How many times a day when you make a phone call do you get someone's voicemail and hear, "I'm not available?"
What exactly does that mean?
The person could be powdering their nose for two minutes, gone to a client meeting for two hours, on maternity leave for six months—or, have been transferred to the mailroom in Beijing! You have no idea.
You had phoned for a reason: to get information, to place an order, to extend an invitation to meet, to do business. But now you hang up in disgust, your mission thwarted.
Now you have to invest time figuring out your next, hopefully productive, step. Do you check the web for their corporate number, another branch number, or simply find another "source" altogether, giving your business to a competitor? Perhaps with your time constraint you are forced to simply table your project.
If this were your business, you'd have just lost a customer.
Now it's time to check your own voicemail.
With all of the competition out there and access to information at one's fingertips on the web, people have untold choices when they need a real estate attorney, a construction engineer, an investment advisor, a party planner, a temp agency... or whatever it is you do.
If you want to build your business, you need to build relationships, and this requires showing respect for your caller's time and energy.
"Not available" is simply dismissive. It communicates to the person that their need is not that important to you.
And it either causes your potential customer to hang up, or to get stuck going through an obstacle course in which they get the main switchboard and are given the third degree: "What's your name? What's your affiliation? Why are you calling? Whom do you want to speak with?"
The alternative is simple: Provide in your voice message a phone number and refer the caller to an assistant, a colleague, a cell number—any way of expediting their quest. Help your caller to reach someone who can, in your absence, be helpful and succeed in keeping the business.
And remember to update your voicemail message when appropriate. Recently I called an office and heard: "I'll be back February 1st." It happened to be March 17th!

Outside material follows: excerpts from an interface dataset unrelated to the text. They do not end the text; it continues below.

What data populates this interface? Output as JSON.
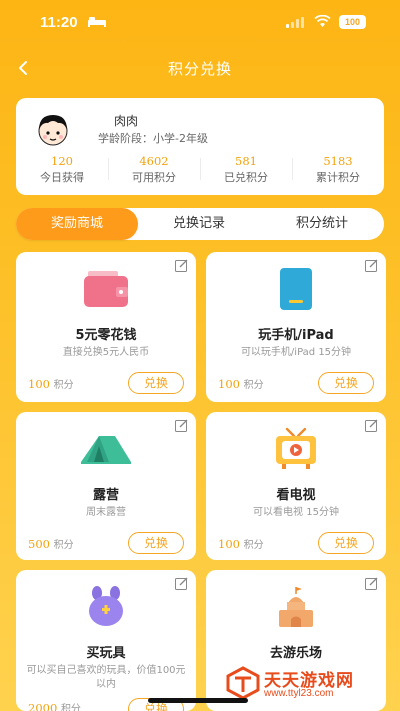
{
  "status_bar": {
    "time": "11:20",
    "battery": "100"
  },
  "nav": {
    "title": "积分兑换"
  },
  "profile": {
    "name": "肉肉",
    "grade_label": "学龄阶段：小学-2年级",
    "stats": [
      {
        "value": "120",
        "label": "今日获得"
      },
      {
        "value": "4602",
        "label": "可用积分"
      },
      {
        "value": "581",
        "label": "已兑积分"
      },
      {
        "value": "5183",
        "label": "累计积分"
      }
    ]
  },
  "tabs": [
    {
      "label": "奖励商城",
      "active": true
    },
    {
      "label": "兑换记录",
      "active": false
    },
    {
      "label": "积分统计",
      "active": false
    }
  ],
  "points_unit": "积分",
  "redeem_label": "兑换",
  "cards": [
    {
      "title": "5元零花钱",
      "desc": "直接兑换5元人民币",
      "points": "100",
      "icon": "wallet-icon"
    },
    {
      "title": "玩手机/iPad",
      "desc": "可以玩手机/iPad 15分钟",
      "points": "100",
      "icon": "tablet-icon"
    },
    {
      "title": "露营",
      "desc": "周末露营",
      "points": "500",
      "icon": "tent-icon"
    },
    {
      "title": "看电视",
      "desc": "可以看电视 15分钟",
      "points": "100",
      "icon": "tv-icon"
    },
    {
      "title": "买玩具",
      "desc": "可以买自己喜欢的玩具，价值100元以内",
      "points": "2000",
      "icon": "toy-icon"
    },
    {
      "title": "去游乐场",
      "desc": "",
      "points": "",
      "icon": "castle-icon"
    }
  ],
  "watermark": {
    "title": "天天游戏网",
    "url": "www.ttyl23.com"
  },
  "colors": {
    "accent": "#FF9B1A",
    "points": "#F2A30F",
    "background": "#FDB514"
  }
}
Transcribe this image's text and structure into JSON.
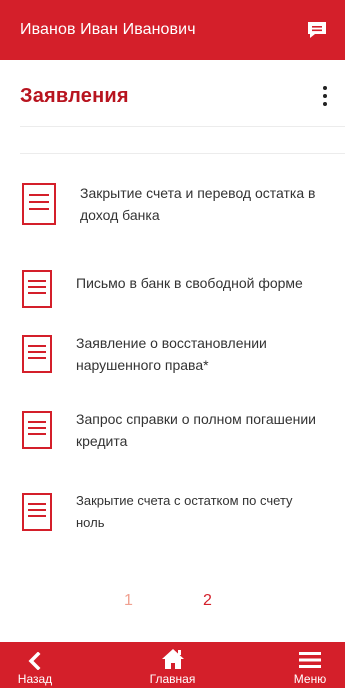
{
  "topbar": {
    "user_name": "Иванов Иван Иванович",
    "chat_icon": "chat-icon"
  },
  "header": {
    "title": "Заявления",
    "menu_icon": "more-vertical-icon"
  },
  "items": [
    {
      "label_line1": "Закрытие счета и перевод остатка в",
      "label_line2": "доход банка",
      "icon": "document-icon"
    },
    {
      "label_line1": "Письмо в банк в свободной форме",
      "label_line2": "",
      "icon": "document-icon"
    },
    {
      "label_line1": "Заявление о восстановлении",
      "label_line2": "нарушенного права*",
      "icon": "document-icon"
    },
    {
      "label_line1": "Запрос справки о полном погашении",
      "label_line2": "кредита",
      "icon": "document-icon"
    },
    {
      "label_line1": "Закрытие счета с остатком по счету",
      "label_line2": "ноль",
      "icon": "document-icon"
    }
  ],
  "pagination": {
    "page1": "1",
    "page2": "2",
    "current": 2
  },
  "bottom_nav": {
    "back": {
      "label": "Назад",
      "icon": "chevron-left-icon"
    },
    "home": {
      "label": "Главная",
      "icon": "home-icon"
    },
    "menu": {
      "label": "Меню",
      "icon": "hamburger-menu-icon"
    }
  },
  "colors": {
    "brand_red": "#d41f2a",
    "title_red": "#b8141f",
    "inactive_page": "#f0a090"
  }
}
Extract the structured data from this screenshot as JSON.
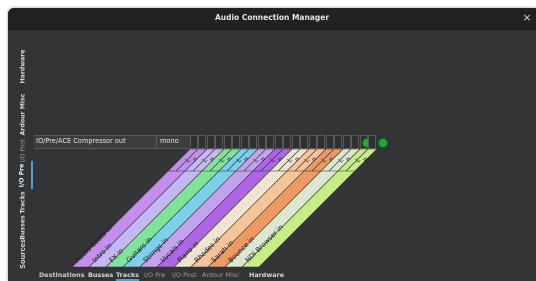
{
  "window": {
    "title": "Audio Connection Manager",
    "close_glyph": "×"
  },
  "left_tabs": {
    "header": "Sources",
    "items": [
      {
        "label": "Busses",
        "style": "bold"
      },
      {
        "label": "Tracks",
        "style": "bold"
      },
      {
        "label": "I/O Pre",
        "style": "active"
      },
      {
        "label": "I/O Post",
        "style": "dim"
      },
      {
        "label": "Ardour Misc",
        "style": "bold"
      },
      {
        "label": "Hardware",
        "style": "bold"
      }
    ]
  },
  "bottom_tabs": {
    "header": "Destinations",
    "items": [
      {
        "label": "Busses",
        "style": "bold"
      },
      {
        "label": "Tracks",
        "style": "active"
      },
      {
        "label": "I/O Pre",
        "style": "dim"
      },
      {
        "label": "I/O Post",
        "style": "dim"
      },
      {
        "label": "Ardour Misc",
        "style": "dim"
      },
      {
        "label": "Hardware",
        "style": "bold"
      }
    ]
  },
  "source_port": {
    "name": "IO/Pre/ACE Compressor out",
    "channel": "mono"
  },
  "destination_tracks": [
    {
      "name": "Audio Beats in",
      "color": "#c38ef0",
      "channels": [
        "L",
        "R"
      ]
    },
    {
      "name": "Intro in",
      "color": "#c3b8ef",
      "channels": [
        "L",
        "R"
      ]
    },
    {
      "name": "FX in",
      "color": "#7fe49a",
      "channels": [
        "L",
        "R"
      ]
    },
    {
      "name": "Guitars in",
      "color": "#7ecfea",
      "channels": [
        "L",
        "R"
      ]
    },
    {
      "name": "Strings in",
      "color": "#c4a2ee",
      "channels": [
        "L",
        "R"
      ]
    },
    {
      "name": "Vocals in",
      "color": "#ad66e4",
      "channels": [
        "L",
        "R"
      ]
    },
    {
      "name": "Piano in",
      "color": "#efe4cf",
      "channels": [
        "L",
        "R"
      ]
    },
    {
      "name": "Rhodes in",
      "color": "#f6c39a",
      "channels": [
        "L",
        "R"
      ]
    },
    {
      "name": "Sarah in",
      "color": "#f09a62",
      "channels": [
        "L",
        "R"
      ]
    },
    {
      "name": "Bounce in",
      "color": "#dbe7d1",
      "channels": [
        "L",
        "R"
      ]
    },
    {
      "name": "NDI Browser in",
      "color": "#c6ec84",
      "channels": [
        "L",
        "R"
      ]
    }
  ],
  "connections": [
    {
      "track": "NDI Browser in",
      "channel": "L",
      "connected": true
    },
    {
      "track": "NDI Browser in",
      "channel": "R",
      "connected": true
    }
  ]
}
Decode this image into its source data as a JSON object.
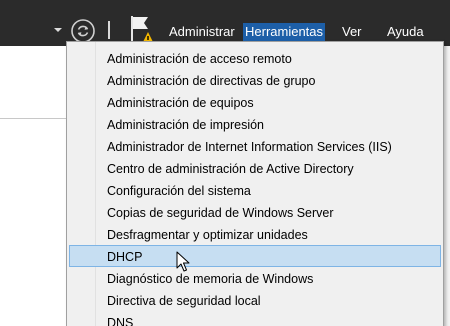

Investing a mere 60 seconds can keep a client and their business while enhancing your reputation.
Arlene B. Isaacs is an executive coach in New York City.